In an attempt to put a positive spin on the current COVID-19 disaster, I am reminded of the teachings and philosophy of the famous existential psychiatrist Victor Frankl. Dr. Frankl personally experienced and survived one of the worst stains in human history, the Holocaust. He survived the insanity of the death camps because he was determined to find something positive within the depravity of events that engulfed him during World War II.
After the War, Frankl turned his horrific experiences and the collective trauma of those who suffered into a positive force that would go on to benefit millions of others in a psychotherapeutic approach known as logotherapy. Frankl’s philosophy urged people not to react emotionally to life’s challenges, but rather to respond authentically and meaningfully to such hardships.
In the spirit of Dr. Frankl’s work on human suffering, I offer readers a positive reframing of the pandemic disaster currently gripping our country. I have completely embraced a helpful expression that I learned from studying logotherapy and other existential philosophies. This expression has guided my psychological practice helping children as well as enriching my perspective on human sorrow. The phrase was entitled, The Gift of Struggle. This adage was coined and repeated throughout the halls of schools and academia because it succinctly encapsulated the wisdom that human service professionals have known for decades.
Mental health practitioners who imparted this piece of wisdom to parents intuitively knew what the Gift of Struggle meant because, through our experiences working with countless children, we witnessed its truth. The truth is, when children struggle to overcome problems with compassionate support, they are more apt to learn valuable lessons that will last them a lifetime. To be sure, the Gift of Struggle is the antithesis of entitlement and inoculates children from the deleterious effects of taking the easy way out of life’s challenges.
As millions of children are currently facing cancelled plans for vacations, movies, parties, graduations, proms, and stay-at-home orders, they are struggling to adjust to the reality of our unprecedented situation. In the same vein as the Gift of Struggle, a new phrase has been born out of the existing crisis. The new maxim is, The Gift of Disappointment. The Gift of Disappointment rings just as true as the Gift of Struggle because they are first cousins. While this extraordinary catastrophe is causing tremendous stress and anxiety, it also presents professionals and parents with an exceptional opportunity to teach children real-life lessons that will make them stronger in the long term.

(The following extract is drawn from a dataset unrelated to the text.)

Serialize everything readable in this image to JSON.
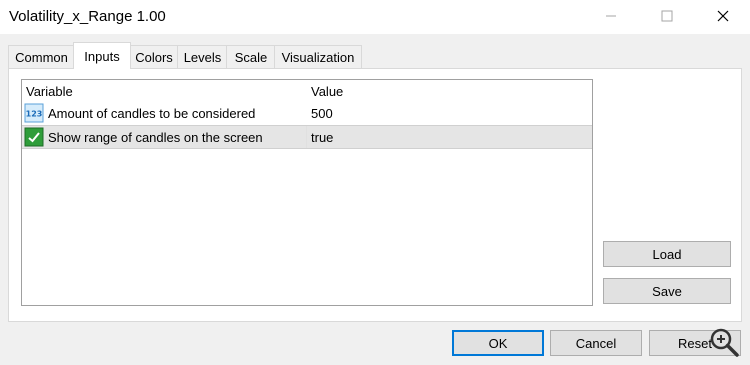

With empathy and support, adults can guide children through hardship. We can teach children that difficulties and disappointment are a natural and expected part of life. While we cannot prevent the enviable adversities of life, we can certainly show students how to properly respond to it. Adults can emphasize the central message to children that we may not be able to always control external events, but we can control how we think about to such events. We always have a choice in situations, that is whether to respond or react, and the choice we select makes all the difference. When people use genuine reflection to cope with problems, the outcomes are far better than if we emotionally react to such situations. Indeed, without experiencing and confronting disappointment in an appropriate manner, resiliency and wisdom cannot be instilled in children.

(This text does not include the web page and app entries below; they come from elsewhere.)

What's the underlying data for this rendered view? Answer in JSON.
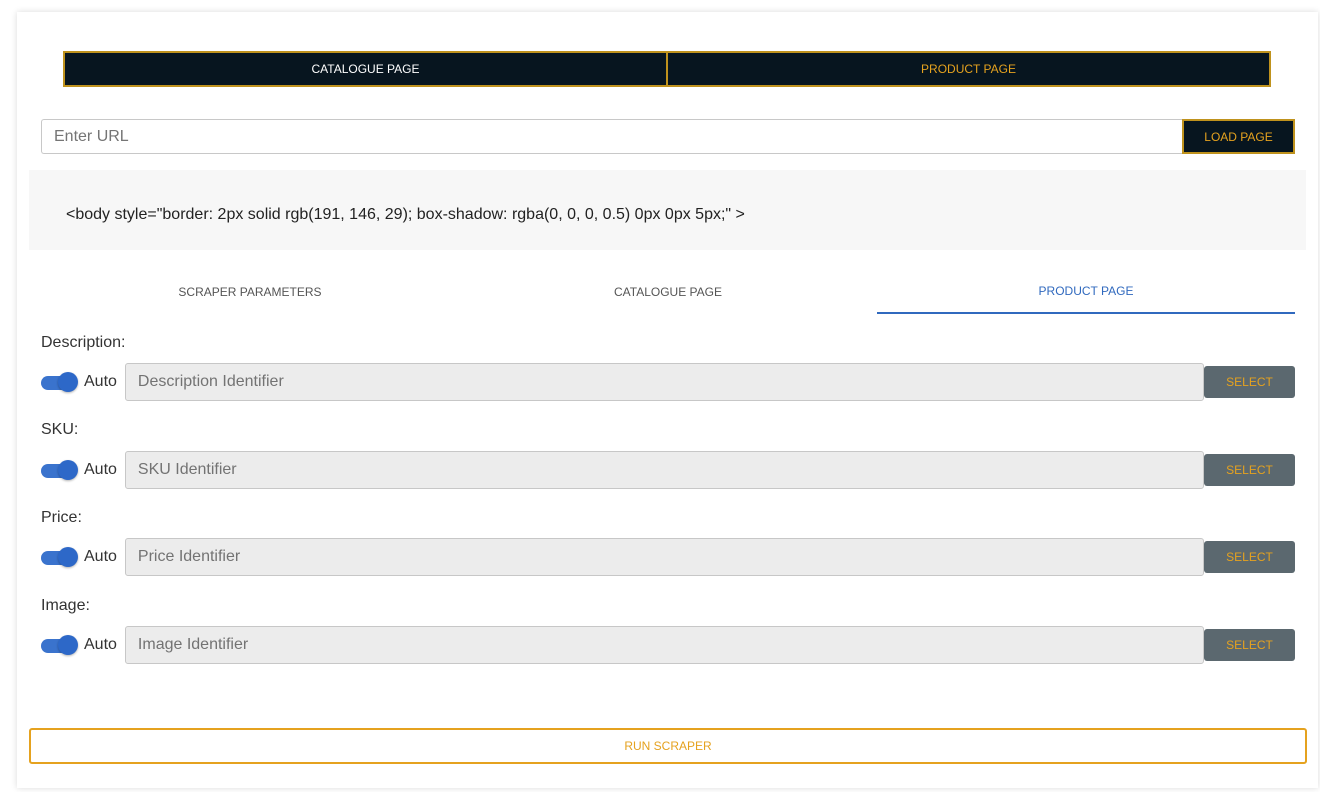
{
  "mode_switch": {
    "catalogue_label": "CATALOGUE PAGE",
    "product_label": "PRODUCT PAGE"
  },
  "url_bar": {
    "placeholder": "Enter URL",
    "value": "",
    "load_label": "LOAD PAGE"
  },
  "selected_element": {
    "code": "<body style=\"border: 2px solid rgb(191, 146, 29); box-shadow: rgba(0, 0, 0, 0.5) 0px 0px 5px;\" >"
  },
  "tabs": [
    {
      "label": "SCRAPER PARAMETERS",
      "active": false
    },
    {
      "label": "CATALOGUE PAGE",
      "active": false
    },
    {
      "label": "PRODUCT PAGE",
      "active": true
    }
  ],
  "fields": [
    {
      "label": "Description:",
      "auto_label": "Auto",
      "auto_on": true,
      "placeholder": "Description Identifier",
      "select_label": "SELECT"
    },
    {
      "label": "SKU:",
      "auto_label": "Auto",
      "auto_on": true,
      "placeholder": "SKU Identifier",
      "select_label": "SELECT"
    },
    {
      "label": "Price:",
      "auto_label": "Auto",
      "auto_on": true,
      "placeholder": "Price Identifier",
      "select_label": "SELECT"
    },
    {
      "label": "Image:",
      "auto_label": "Auto",
      "auto_on": true,
      "placeholder": "Image Identifier",
      "select_label": "SELECT"
    }
  ],
  "run_label": "RUN SCRAPER",
  "colors": {
    "gold": "#e5a21f",
    "gold_border": "#bf921d",
    "dark": "#07151f",
    "blue": "#3069be",
    "select_bg": "#5b686f"
  },
  "icons": {
    "toggle": "toggle-switch-icon"
  }
}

In short, I believe that it is critical for children to learn that a genuine purpose can evolve from adversity and crisis. Primary to guiding children through struggle and disappointment is the message of choice. Children can choose to either respond or react to situations. When we teach how to respond and not react to hardships, it helps define and mold a child’s character. I can think of nothing more meaningful than to show children that something so negative can have a remarkably positive impact on their life.